The moon rose up that evening and shot her silver arrows at the house under the artu tree. The house was empty. Then the moon came across the sea and across the reef.
She lit the lagoon to its dark, dim heart. She lit the coral brains and sand spaces, and the fish, casting their shadows on the sand and the coral. The keeper of the lagoon rose to greet her, and the fin of him broke her reflection on the mirror-like surface into a thousand glittering ripples. She saw the white staring ribs of the form on the reef. Then, peeping over the trees, she looked down into the valley, where the great idol of stone had kept its solitary vigil for five thousand years, perhaps, or more.
At his base, in his shadow, looking as if under his protection, lay two human beings, naked, clasped in each other's arms, and fast asleep. One could scarcely pity his vigil, had it been marked sometimes through the years by such an incident as this. The thing had been conducted just as the birds conduct their love affairs. An affair absolutely natural, absolutely blameless, and without sin.
It was a marriage according to Nature, without feast or guests, consummated with accidental cynicism under the shadow of a religion a thousand years dead.
So happy in their ignorance were they, that they only knew that suddenly life had changed, that the skies and the sea were bluer, and that they had become in some magical way one a part of the other.

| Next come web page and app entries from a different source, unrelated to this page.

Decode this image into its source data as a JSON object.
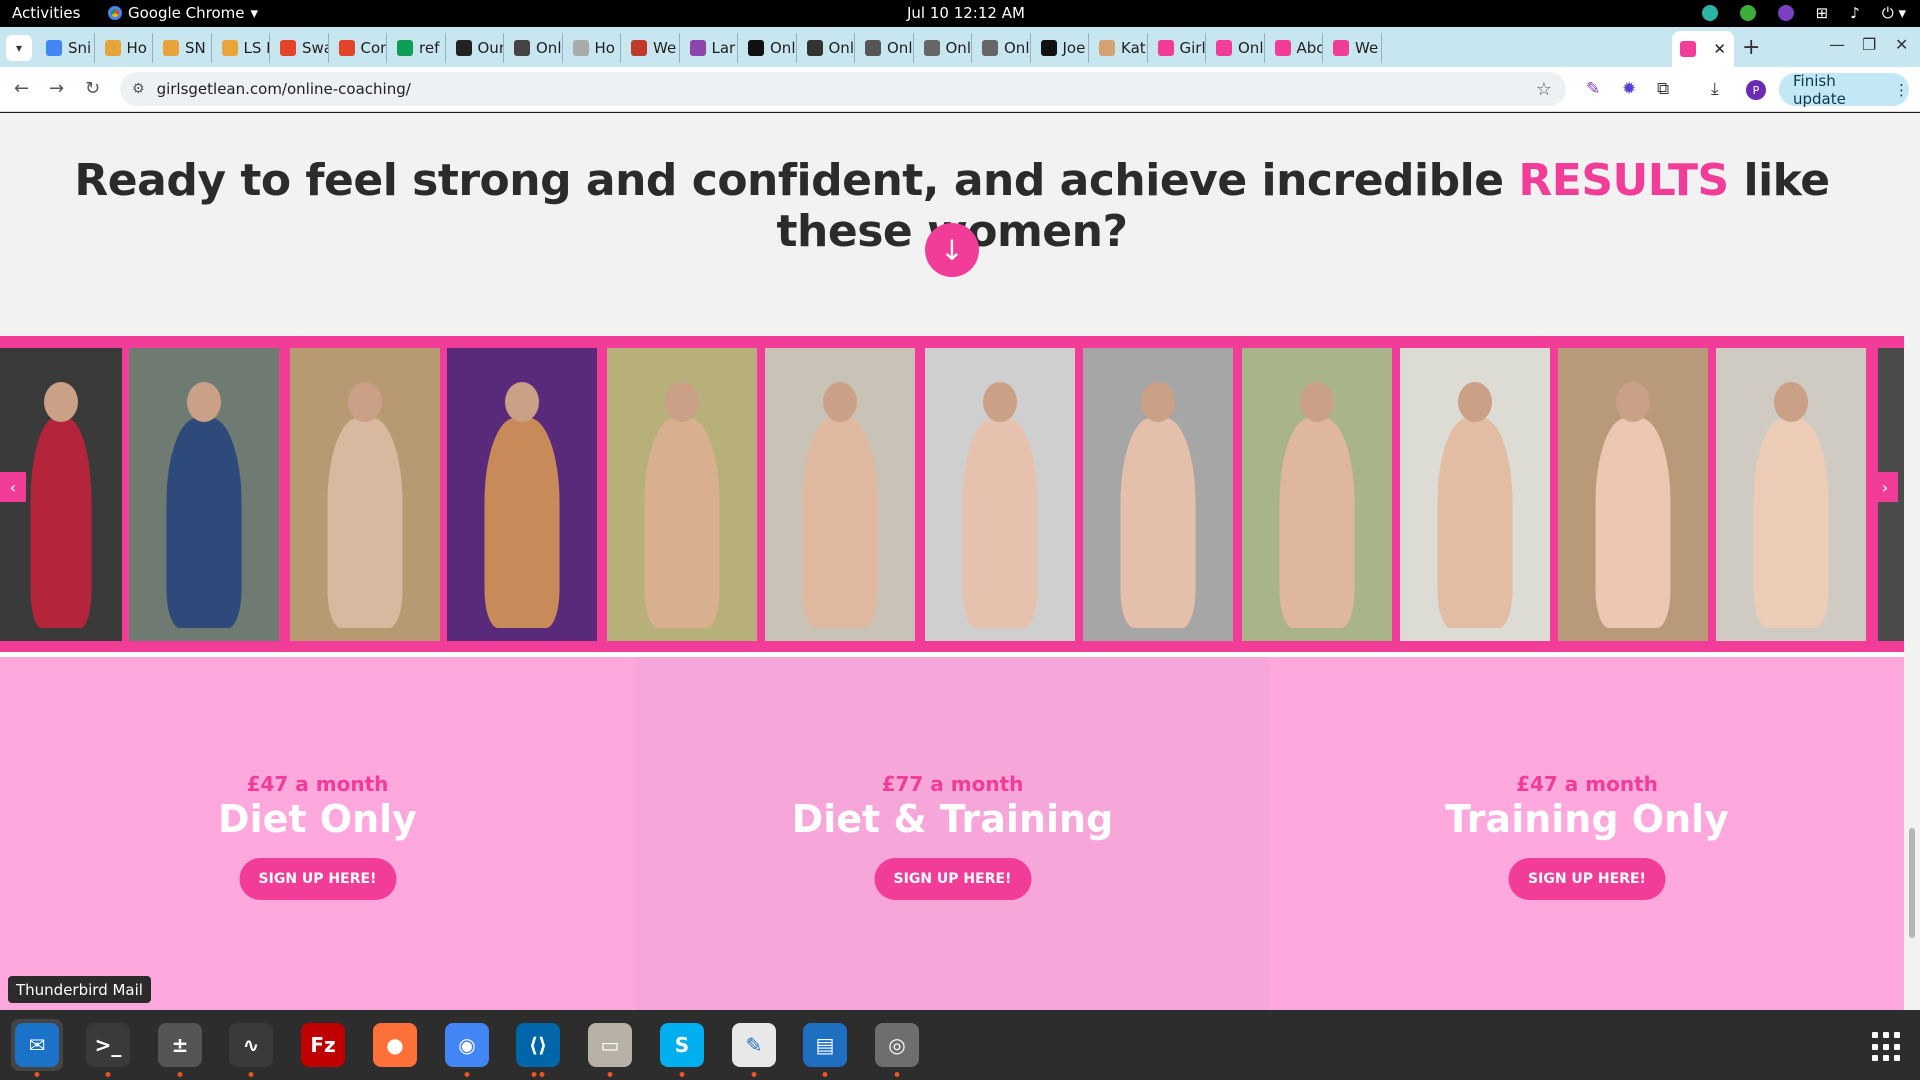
{
  "system_bar": {
    "activities": "Activities",
    "app_name": "Google Chrome",
    "clock": "Jul 10  12:12 AM"
  },
  "tabs": [
    {
      "label": "Sni",
      "color": "#4285f4"
    },
    {
      "label": "Ho",
      "color": "#e8a33a"
    },
    {
      "label": "SN",
      "color": "#e8a33a"
    },
    {
      "label": "LS F",
      "color": "#e8a33a"
    },
    {
      "label": "Swa",
      "color": "#e24329"
    },
    {
      "label": "Con",
      "color": "#e24329"
    },
    {
      "label": "ref",
      "color": "#0f9d58"
    },
    {
      "label": "Our",
      "color": "#222222"
    },
    {
      "label": "Onl",
      "color": "#444444"
    },
    {
      "label": "Ho",
      "color": "#aaaaaa"
    },
    {
      "label": "We",
      "color": "#c0392b"
    },
    {
      "label": "Lar",
      "color": "#8e44ad"
    },
    {
      "label": "Onl",
      "color": "#111111"
    },
    {
      "label": "Onl",
      "color": "#333333"
    },
    {
      "label": "Onl",
      "color": "#555555"
    },
    {
      "label": "Onl",
      "color": "#666666"
    },
    {
      "label": "Onl",
      "color": "#666666"
    },
    {
      "label": "Joe",
      "color": "#111111"
    },
    {
      "label": "Kat",
      "color": "#d4a373"
    },
    {
      "label": "Girl",
      "color": "#f23d98"
    },
    {
      "label": "Onl",
      "color": "#f23d98"
    },
    {
      "label": "Abo",
      "color": "#f23d98"
    },
    {
      "label": "We",
      "color": "#f23d98"
    }
  ],
  "active_tab": {
    "label": "",
    "color": "#f23d98"
  },
  "browser": {
    "url": "girlsgetlean.com/online-coaching/",
    "finish_update": "Finish update",
    "profile_initial": "P"
  },
  "page": {
    "headline_before": "Ready to feel strong and confident, and achieve incredible ",
    "headline_accent": "RESULTS",
    "headline_after": " like these women?",
    "accent_color": "#f23d98",
    "gallery_prev": "‹",
    "gallery_next": "›",
    "plans": [
      {
        "price": "£47 a month",
        "name": "Diet Only",
        "button": "SIGN UP HERE!",
        "bg": "#ffa8dd"
      },
      {
        "price": "£77 a month",
        "name": "Diet & Training",
        "button": "SIGN UP HERE!",
        "bg": "#f7a6d9"
      },
      {
        "price": "£47 a month",
        "name": "Training Only",
        "button": "SIGN UP HERE!",
        "bg": "#ffa8dd"
      }
    ]
  },
  "tooltip": "Thunderbird Mail",
  "dock": [
    {
      "name": "thunderbird-icon",
      "glyph": "✉",
      "bg": "#1a73c9",
      "dots": 1
    },
    {
      "name": "terminal-icon",
      "glyph": ">_",
      "bg": "#3a3a3a",
      "dots": 1
    },
    {
      "name": "calculator-icon",
      "glyph": "±",
      "bg": "#555555",
      "dots": 1
    },
    {
      "name": "system-monitor-icon",
      "glyph": "∿",
      "bg": "#3a3a3a",
      "dots": 1
    },
    {
      "name": "filezilla-icon",
      "glyph": "Fz",
      "bg": "#bf0000",
      "dots": 0
    },
    {
      "name": "firefox-icon",
      "glyph": "●",
      "bg": "#ff7139",
      "dots": 0
    },
    {
      "name": "chrome-icon",
      "glyph": "◉",
      "bg": "#4285f4",
      "dots": 1
    },
    {
      "name": "vscode-icon",
      "glyph": "⟨⟩",
      "bg": "#0065a9",
      "dots": 2
    },
    {
      "name": "files-icon",
      "glyph": "▭",
      "bg": "#b8b2a6",
      "dots": 1
    },
    {
      "name": "skype-icon",
      "glyph": "S",
      "bg": "#00aff0",
      "dots": 1
    },
    {
      "name": "text-editor-icon",
      "glyph": "✎",
      "bg": "#e8e8e8",
      "dots": 1
    },
    {
      "name": "writer-icon",
      "glyph": "▤",
      "bg": "#1e6fc2",
      "dots": 1
    },
    {
      "name": "disc-icon",
      "glyph": "◎",
      "bg": "#6e6e6e",
      "dots": 1
    }
  ]
}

The birds on the tree above were equally as happy in their ignorance, and in their love.